Dataset entries:
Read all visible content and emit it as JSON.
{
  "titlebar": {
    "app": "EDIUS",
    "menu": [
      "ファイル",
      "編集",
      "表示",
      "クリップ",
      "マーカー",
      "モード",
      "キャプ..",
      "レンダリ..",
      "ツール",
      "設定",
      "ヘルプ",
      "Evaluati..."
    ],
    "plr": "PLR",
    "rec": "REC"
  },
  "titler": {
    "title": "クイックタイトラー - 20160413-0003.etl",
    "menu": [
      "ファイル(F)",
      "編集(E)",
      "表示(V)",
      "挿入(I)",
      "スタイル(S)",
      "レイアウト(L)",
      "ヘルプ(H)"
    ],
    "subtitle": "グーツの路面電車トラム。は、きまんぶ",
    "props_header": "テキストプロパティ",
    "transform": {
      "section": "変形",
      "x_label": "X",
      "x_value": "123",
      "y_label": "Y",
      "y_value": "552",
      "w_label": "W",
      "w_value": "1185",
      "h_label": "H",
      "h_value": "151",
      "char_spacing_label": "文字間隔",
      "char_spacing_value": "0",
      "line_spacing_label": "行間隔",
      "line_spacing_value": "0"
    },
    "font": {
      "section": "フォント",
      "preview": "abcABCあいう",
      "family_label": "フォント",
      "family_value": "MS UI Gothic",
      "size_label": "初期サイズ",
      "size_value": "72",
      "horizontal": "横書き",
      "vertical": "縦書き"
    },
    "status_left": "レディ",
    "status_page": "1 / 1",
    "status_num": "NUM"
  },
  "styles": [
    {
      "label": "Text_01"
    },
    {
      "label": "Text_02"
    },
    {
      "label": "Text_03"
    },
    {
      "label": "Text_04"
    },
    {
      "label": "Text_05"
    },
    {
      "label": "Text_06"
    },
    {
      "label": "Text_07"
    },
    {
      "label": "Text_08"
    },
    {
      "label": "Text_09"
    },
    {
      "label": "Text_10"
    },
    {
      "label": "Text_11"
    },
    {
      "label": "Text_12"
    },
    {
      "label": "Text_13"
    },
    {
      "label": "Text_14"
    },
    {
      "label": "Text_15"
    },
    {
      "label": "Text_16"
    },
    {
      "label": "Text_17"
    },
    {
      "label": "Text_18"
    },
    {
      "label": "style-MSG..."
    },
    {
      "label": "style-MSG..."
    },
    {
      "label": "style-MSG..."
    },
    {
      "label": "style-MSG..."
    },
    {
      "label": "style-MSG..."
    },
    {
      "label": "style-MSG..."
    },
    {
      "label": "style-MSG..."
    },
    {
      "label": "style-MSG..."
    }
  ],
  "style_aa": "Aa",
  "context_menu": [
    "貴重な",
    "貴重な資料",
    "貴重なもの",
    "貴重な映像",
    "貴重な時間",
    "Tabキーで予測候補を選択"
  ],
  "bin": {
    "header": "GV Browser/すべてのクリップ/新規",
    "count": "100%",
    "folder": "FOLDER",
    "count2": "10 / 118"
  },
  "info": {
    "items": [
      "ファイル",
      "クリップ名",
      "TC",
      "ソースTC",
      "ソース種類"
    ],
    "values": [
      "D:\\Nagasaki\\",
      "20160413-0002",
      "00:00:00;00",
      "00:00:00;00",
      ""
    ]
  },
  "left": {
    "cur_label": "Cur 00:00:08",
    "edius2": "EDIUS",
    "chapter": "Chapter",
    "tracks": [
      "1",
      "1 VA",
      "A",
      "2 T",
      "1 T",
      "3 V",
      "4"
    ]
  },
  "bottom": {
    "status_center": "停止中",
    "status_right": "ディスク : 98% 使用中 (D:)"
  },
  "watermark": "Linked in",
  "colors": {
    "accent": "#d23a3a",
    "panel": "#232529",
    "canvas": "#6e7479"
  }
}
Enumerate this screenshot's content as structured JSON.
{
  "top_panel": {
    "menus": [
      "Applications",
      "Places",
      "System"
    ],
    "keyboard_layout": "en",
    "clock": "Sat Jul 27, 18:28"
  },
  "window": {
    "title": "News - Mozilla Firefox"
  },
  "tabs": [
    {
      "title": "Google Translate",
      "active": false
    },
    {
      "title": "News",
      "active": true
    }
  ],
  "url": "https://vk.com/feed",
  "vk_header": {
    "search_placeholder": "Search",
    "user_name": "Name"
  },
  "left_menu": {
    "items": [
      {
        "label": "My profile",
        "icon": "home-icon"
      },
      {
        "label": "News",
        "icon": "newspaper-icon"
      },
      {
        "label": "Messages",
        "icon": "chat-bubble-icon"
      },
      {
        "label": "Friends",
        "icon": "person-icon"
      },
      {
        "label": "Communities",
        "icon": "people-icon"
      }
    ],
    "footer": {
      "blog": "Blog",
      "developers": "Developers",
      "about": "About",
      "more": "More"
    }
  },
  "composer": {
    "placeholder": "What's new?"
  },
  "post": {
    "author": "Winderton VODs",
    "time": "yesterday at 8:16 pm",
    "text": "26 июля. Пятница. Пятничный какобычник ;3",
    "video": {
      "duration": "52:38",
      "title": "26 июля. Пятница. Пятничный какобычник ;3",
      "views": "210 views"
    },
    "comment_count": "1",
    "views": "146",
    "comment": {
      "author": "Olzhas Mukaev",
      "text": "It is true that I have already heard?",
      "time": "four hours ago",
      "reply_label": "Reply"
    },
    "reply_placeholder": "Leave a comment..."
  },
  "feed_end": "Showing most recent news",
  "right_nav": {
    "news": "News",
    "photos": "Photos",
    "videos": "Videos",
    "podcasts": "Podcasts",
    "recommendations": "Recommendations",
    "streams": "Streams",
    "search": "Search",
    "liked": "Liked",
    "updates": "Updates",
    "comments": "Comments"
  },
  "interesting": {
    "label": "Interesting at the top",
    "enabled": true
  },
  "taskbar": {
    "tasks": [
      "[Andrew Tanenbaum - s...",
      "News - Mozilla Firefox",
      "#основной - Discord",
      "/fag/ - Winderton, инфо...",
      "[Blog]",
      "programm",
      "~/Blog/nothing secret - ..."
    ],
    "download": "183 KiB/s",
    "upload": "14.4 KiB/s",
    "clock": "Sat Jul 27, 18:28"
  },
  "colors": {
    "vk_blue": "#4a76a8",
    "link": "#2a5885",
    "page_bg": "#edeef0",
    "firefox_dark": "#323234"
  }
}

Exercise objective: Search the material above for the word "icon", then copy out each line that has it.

Expected output:
        "icon": "home-icon"
        "icon": "newspaper-icon"
        "icon": "chat-bubble-icon"
        "icon": "person-icon"
        "icon": "people-icon"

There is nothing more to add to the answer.